We have to tell Mr. Pardeshi and the FDCM that logging is not conservation, and put a stop to this ill-thought plan. Tigers have already lost almost 76% of their Indian habitat over the last 100 years. We simply cannot allow them to lose any more.
It's up to you to be the voice of the tigers. Let's roar!
The Bengal Tiger is one of India’s greatest natural treasures. Unfortunately, fewer than 1,500 of these great cats exist in the wild, and their numbers are continuing to plummet due to poaching, habitat destruction, and conflicts with humans. If this trend continues, the tiger will be extinct in the wild within a few decades.
That’s why I was disappointed to learn that the Forest Development Corporation of Maharashtra is considering logging operations in Lendezari. As you are no doubt aware, Lendezari is a very high-quality forest which provides excellent habitat for wildlife, including the Bengal Tiger. In fact, Lendezari is so important to biodiversity that it was once under consideration as a wildlife refuge.
Of particular concern is that Lendezari is located between the Pench and Nagzira tiger reserves, which are together home to over fifty wild tigers. Although the the area of Lendezari to be logged is over 10 km from the reserves, keeping this forest intact is still of utmost importance to the survival of the Bengal tiger.
Tigers use Lendezari as a critical wildlife corridor, which allows the animals to move from one reserve to another in order to breed. When a corridor like Lendezari is destroyed or altered, the tigers cannot roam as freely, and this decreases their genetic diversity and leads to inbreeding, one of the most severe threats to the tiger’s survival. If the forest is fragmented, the tigers which live there will also become increasingly threatened by poaching and human conflict.
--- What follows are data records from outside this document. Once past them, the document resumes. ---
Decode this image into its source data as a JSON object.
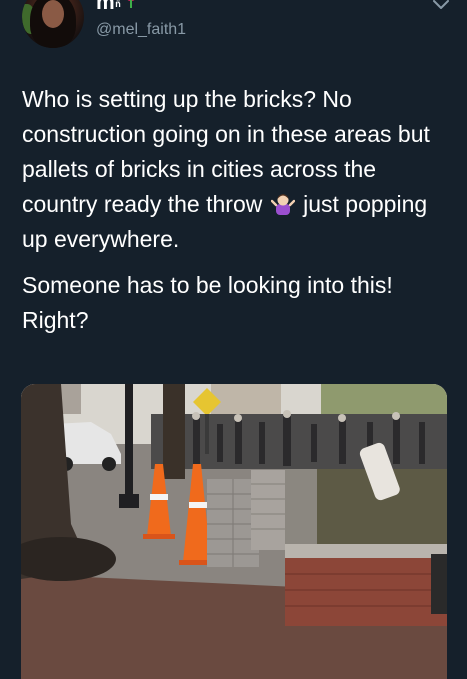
{
  "tweet": {
    "display_name": "m",
    "display_name_sup": "ñ",
    "handle": "@mel_faith1",
    "paragraphs": [
      {
        "before_emoji": "Who is setting up the bricks? No construction going on in these areas but pallets of bricks in cities across the country ready the throw ",
        "after_emoji": " just popping up everywhere."
      },
      {
        "text": "Someone has to be looking into this! Right?"
      }
    ],
    "emoji": "woman-shrugging-emoji",
    "name_emoji": "rose-icon",
    "menu_icon": "chevron-down-icon"
  },
  "media": {
    "kind": "photo",
    "subject": "street-scene-pallets-of-bricks-crowd"
  },
  "colors": {
    "background": "#15202b",
    "text_primary": "#ffffff",
    "text_secondary": "#8899a6",
    "rose": "#e0245e"
  }
}
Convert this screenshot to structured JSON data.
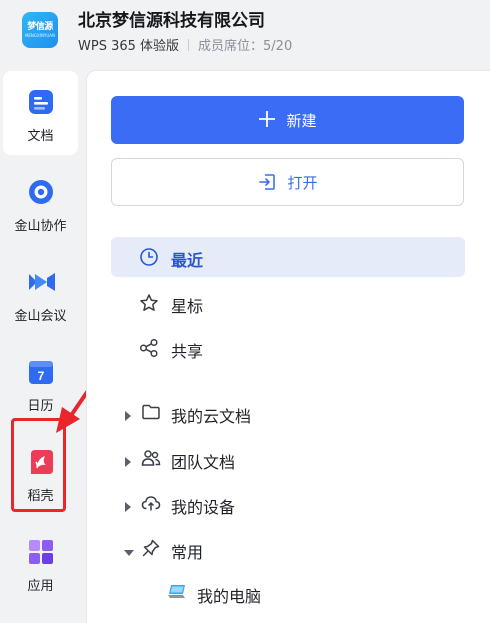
{
  "header": {
    "logo_text": "梦信源",
    "logo_sub": "MENGXINYUAN",
    "org_name": "北京梦信源科技有限公司",
    "edition": "WPS 365 体验版",
    "seats": "成员席位：5/20"
  },
  "rail": {
    "items": [
      {
        "label": "文档",
        "icon": "document-icon"
      },
      {
        "label": "金山协作",
        "icon": "kingsoft-collab-icon"
      },
      {
        "label": "金山会议",
        "icon": "video-meeting-icon"
      },
      {
        "label": "日历",
        "icon": "calendar-icon",
        "day": "7"
      },
      {
        "label": "稻壳",
        "icon": "docer-icon"
      },
      {
        "label": "应用",
        "icon": "apps-icon"
      }
    ],
    "active_index": 0,
    "highlighted_index": 4
  },
  "main": {
    "new_label": "新建",
    "open_label": "打开",
    "nav": [
      {
        "label": "最近",
        "icon": "clock-icon"
      },
      {
        "label": "星标",
        "icon": "star-icon"
      },
      {
        "label": "共享",
        "icon": "share-icon"
      }
    ],
    "nav_active_index": 0,
    "tree": [
      {
        "label": "我的云文档",
        "icon": "folder-icon",
        "expanded": false
      },
      {
        "label": "团队文档",
        "icon": "team-icon",
        "expanded": false
      },
      {
        "label": "我的设备",
        "icon": "cloud-device-icon",
        "expanded": false
      },
      {
        "label": "常用",
        "icon": "pin-icon",
        "expanded": true
      },
      {
        "label": "我的电脑",
        "icon": "computer-icon"
      }
    ]
  },
  "colors": {
    "accent": "#3b6cf6",
    "highlight_red": "#e8262c",
    "active_bg": "#e6ebf9"
  }
}
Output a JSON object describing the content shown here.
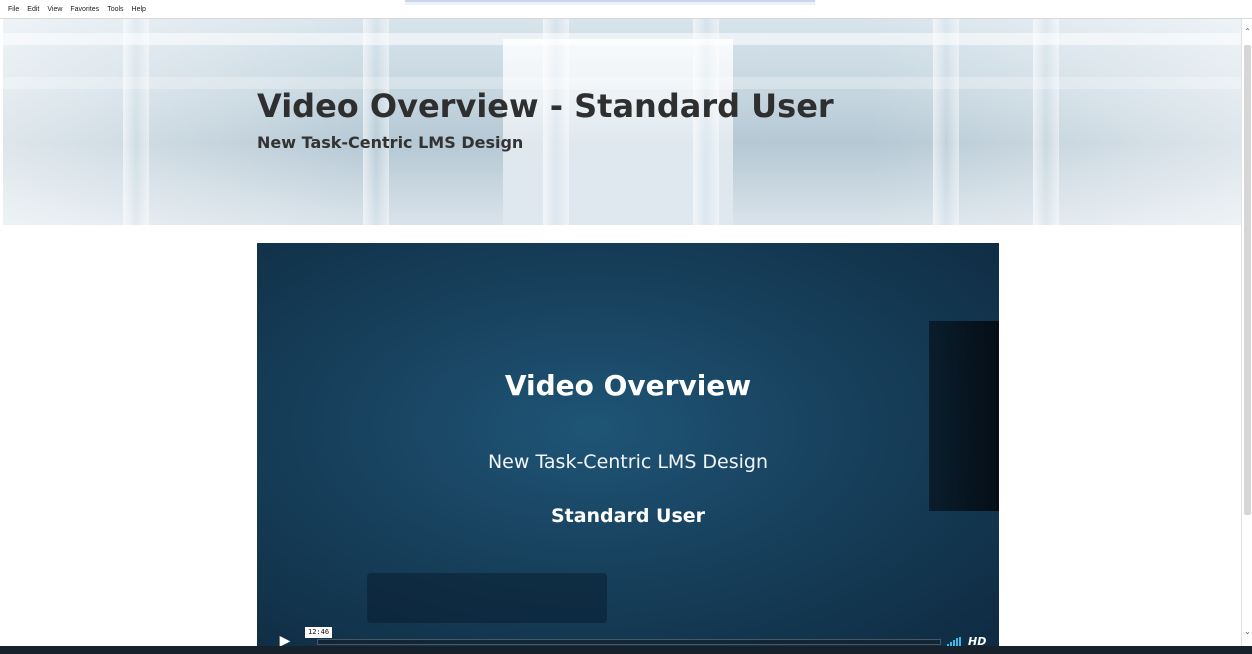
{
  "menubar": {
    "items": [
      "File",
      "Edit",
      "View",
      "Favorites",
      "Tools",
      "Help"
    ]
  },
  "hero": {
    "title": "Video Overview - Standard User",
    "subtitle": "New Task-Centric LMS Design"
  },
  "video": {
    "title": "Video Overview",
    "subtitle": "New Task-Centric LMS Design",
    "role": "Standard User",
    "timecode": "12:46",
    "hd_label": "HD",
    "progress": 0,
    "play_icon": "play-icon",
    "volume_icon": "volume-icon"
  },
  "scrollbar": {
    "up_icon": "chevron-up-icon",
    "down_icon": "chevron-down-icon"
  },
  "colors": {
    "video_background": "#17405c",
    "title_text": "#2f2f2f",
    "volume_accent": "#3db7e4"
  }
}
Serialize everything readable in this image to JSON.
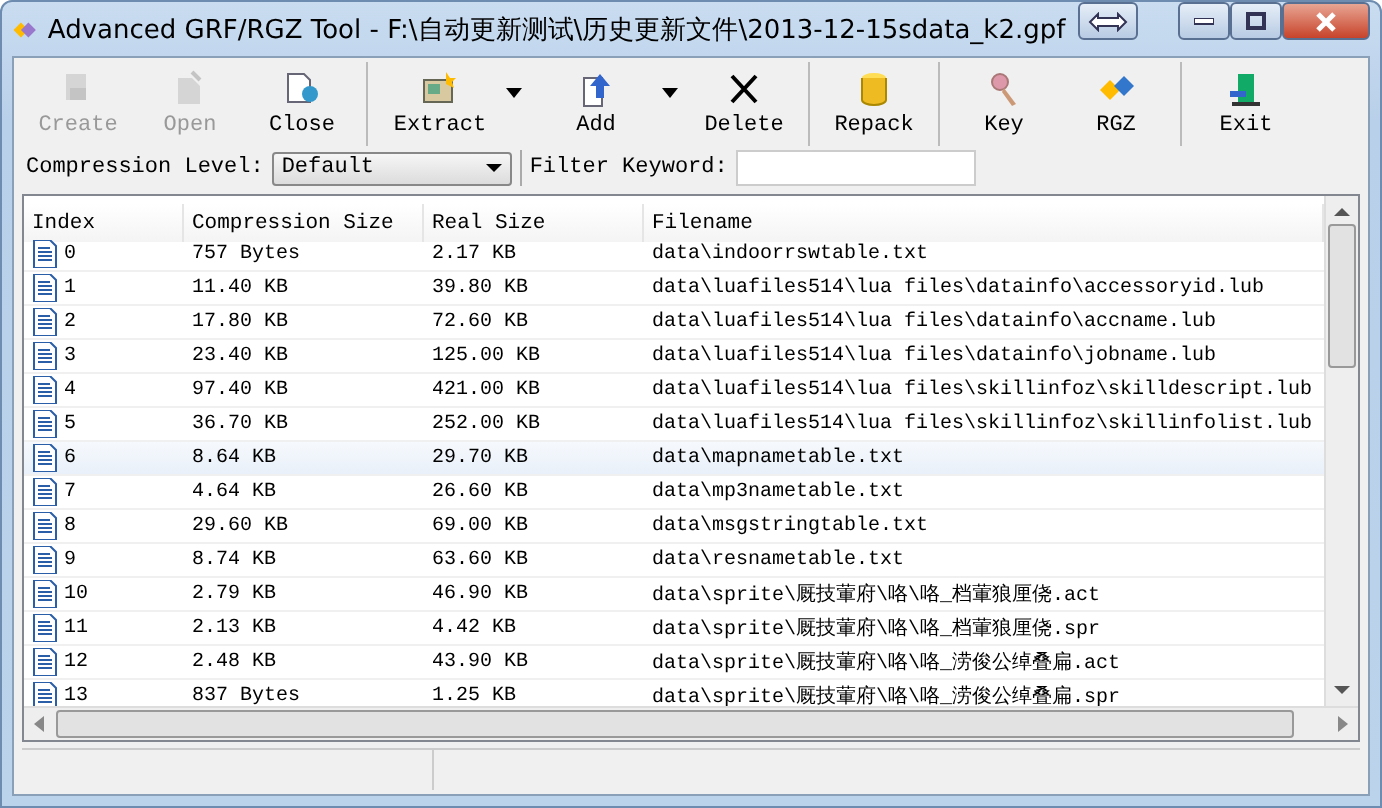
{
  "window": {
    "title": "Advanced GRF/RGZ Tool - F:\\自动更新测试\\历史更新文件\\2013-12-15sdata_k2.gpf"
  },
  "toolbar": {
    "groups": [
      [
        {
          "label": "Create",
          "disabled": true,
          "dropdown": false
        },
        {
          "label": "Open",
          "disabled": true,
          "dropdown": false
        },
        {
          "label": "Close",
          "disabled": false,
          "dropdown": false
        }
      ],
      [
        {
          "label": "Extract",
          "disabled": false,
          "dropdown": true
        },
        {
          "label": "Add",
          "disabled": false,
          "dropdown": true
        },
        {
          "label": "Delete",
          "disabled": false,
          "dropdown": false
        }
      ],
      [
        {
          "label": "Repack",
          "disabled": false,
          "dropdown": false
        }
      ],
      [
        {
          "label": "Key",
          "disabled": false,
          "dropdown": false
        },
        {
          "label": "RGZ",
          "disabled": false,
          "dropdown": false
        }
      ],
      [
        {
          "label": "Exit",
          "disabled": false,
          "dropdown": false
        }
      ]
    ]
  },
  "options": {
    "compression_label": "Compression Level:",
    "compression_value": "Default",
    "filter_label": "Filter Keyword:"
  },
  "table": {
    "columns": [
      "Index",
      "Compression Size",
      "Real Size",
      "Filename"
    ],
    "rows": [
      {
        "index": "0",
        "compression_size": "757 Bytes",
        "real_size": "2.17 KB",
        "filename": "data\\indoorrswtable.txt",
        "selected": false
      },
      {
        "index": "1",
        "compression_size": "11.40 KB",
        "real_size": "39.80 KB",
        "filename": "data\\luafiles514\\lua files\\datainfo\\accessoryid.lub",
        "selected": false
      },
      {
        "index": "2",
        "compression_size": "17.80 KB",
        "real_size": "72.60 KB",
        "filename": "data\\luafiles514\\lua files\\datainfo\\accname.lub",
        "selected": false
      },
      {
        "index": "3",
        "compression_size": "23.40 KB",
        "real_size": "125.00 KB",
        "filename": "data\\luafiles514\\lua files\\datainfo\\jobname.lub",
        "selected": false
      },
      {
        "index": "4",
        "compression_size": "97.40 KB",
        "real_size": "421.00 KB",
        "filename": "data\\luafiles514\\lua files\\skillinfoz\\skilldescript.lub",
        "selected": false
      },
      {
        "index": "5",
        "compression_size": "36.70 KB",
        "real_size": "252.00 KB",
        "filename": "data\\luafiles514\\lua files\\skillinfoz\\skillinfolist.lub",
        "selected": false
      },
      {
        "index": "6",
        "compression_size": "8.64 KB",
        "real_size": "29.70 KB",
        "filename": "data\\mapnametable.txt",
        "selected": true
      },
      {
        "index": "7",
        "compression_size": "4.64 KB",
        "real_size": "26.60 KB",
        "filename": "data\\mp3nametable.txt",
        "selected": false
      },
      {
        "index": "8",
        "compression_size": "29.60 KB",
        "real_size": "69.00 KB",
        "filename": "data\\msgstringtable.txt",
        "selected": false
      },
      {
        "index": "9",
        "compression_size": "8.74 KB",
        "real_size": "63.60 KB",
        "filename": "data\\resnametable.txt",
        "selected": false
      },
      {
        "index": "10",
        "compression_size": "2.79 KB",
        "real_size": "46.90 KB",
        "filename": "data\\sprite\\厩技葷府\\咯\\咯_档葷狼厘侥.act",
        "selected": false
      },
      {
        "index": "11",
        "compression_size": "2.13 KB",
        "real_size": "4.42 KB",
        "filename": "data\\sprite\\厩技葷府\\咯\\咯_档葷狼厘侥.spr",
        "selected": false
      },
      {
        "index": "12",
        "compression_size": "2.48 KB",
        "real_size": "43.90 KB",
        "filename": "data\\sprite\\厩技葷府\\咯\\咯_涝俊公绰叠扁.act",
        "selected": false
      },
      {
        "index": "13",
        "compression_size": "837 Bytes",
        "real_size": "1.25 KB",
        "filename": "data\\sprite\\厩技葷府\\咯\\咯_涝俊公绰叠扁.spr",
        "selected": false
      }
    ]
  }
}
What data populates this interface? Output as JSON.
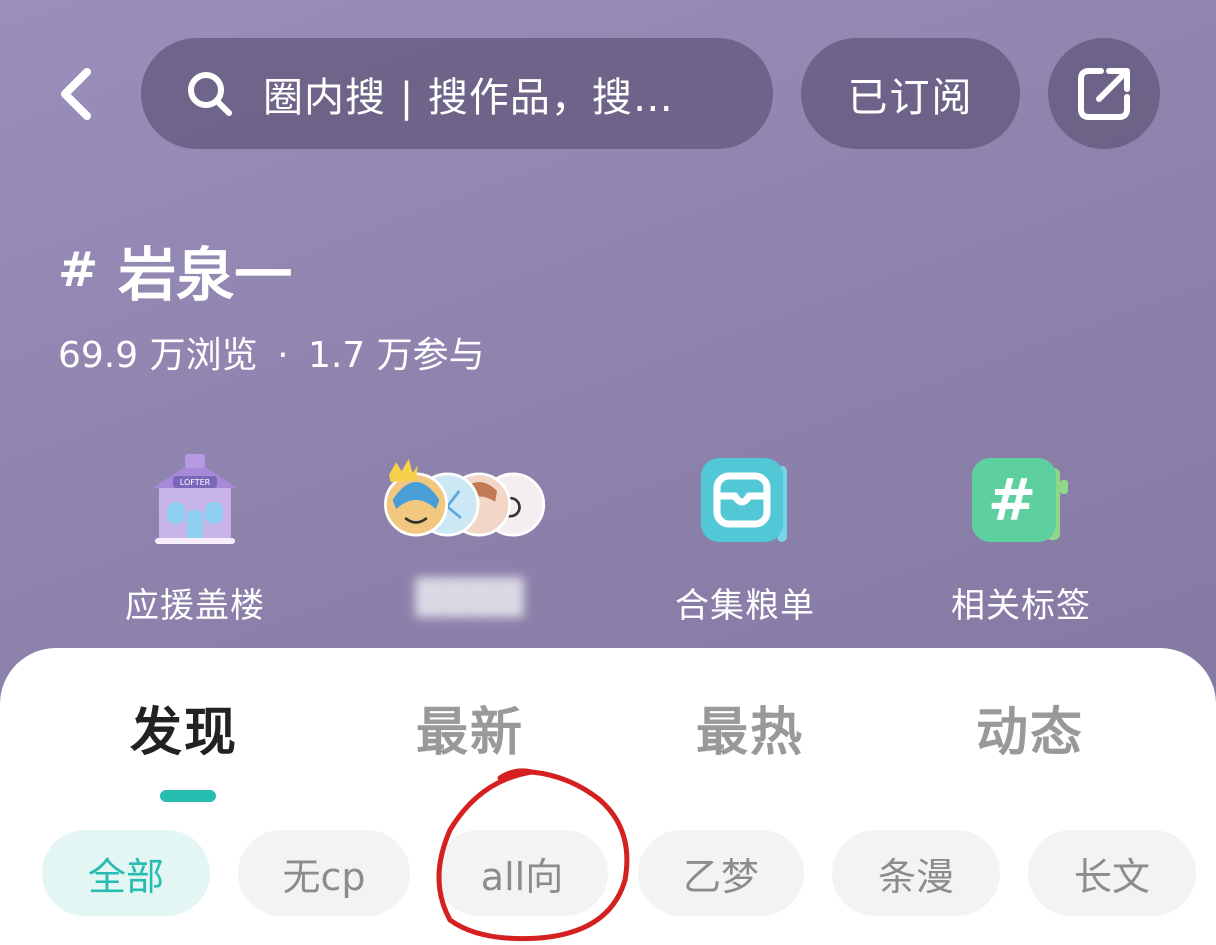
{
  "top_bar": {
    "search_placeholder": "圈内搜 | 搜作品，搜…",
    "subscribe_label": "已订阅"
  },
  "tag": {
    "hash": "#",
    "name": "岩泉一",
    "views": "69.9 万浏览",
    "separator": "·",
    "participants": "1.7 万参与"
  },
  "features": [
    {
      "label": "应援盖楼",
      "icon": "house-icon"
    },
    {
      "label": "",
      "icon": "avatar-stack-icon"
    },
    {
      "label": "合集粮单",
      "icon": "collection-icon"
    },
    {
      "label": "相关标签",
      "icon": "tag-icon"
    }
  ],
  "tabs": [
    {
      "label": "发现",
      "active": true
    },
    {
      "label": "最新",
      "active": false
    },
    {
      "label": "最热",
      "active": false
    },
    {
      "label": "动态",
      "active": false
    }
  ],
  "chips": [
    {
      "label": "全部",
      "active": true
    },
    {
      "label": "无cp",
      "active": false
    },
    {
      "label": "all向",
      "active": false
    },
    {
      "label": "乙梦",
      "active": false
    },
    {
      "label": "条漫",
      "active": false
    },
    {
      "label": "长文",
      "active": false
    }
  ],
  "colors": {
    "accent": "#26bcb0",
    "annotation": "#d42020",
    "header_bg": "#8f84ae"
  }
}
India has lost 76% of her tiger habitat over the last century. Please, do not make her lose any more. There is simply no reason for logging the Lendezari area when lower-quality lands are available for the project. I implore you to look into alternatives for Lendezari, for the sake of the tigers, India, and the world. Do not let one of our greatest natural treasures disappear.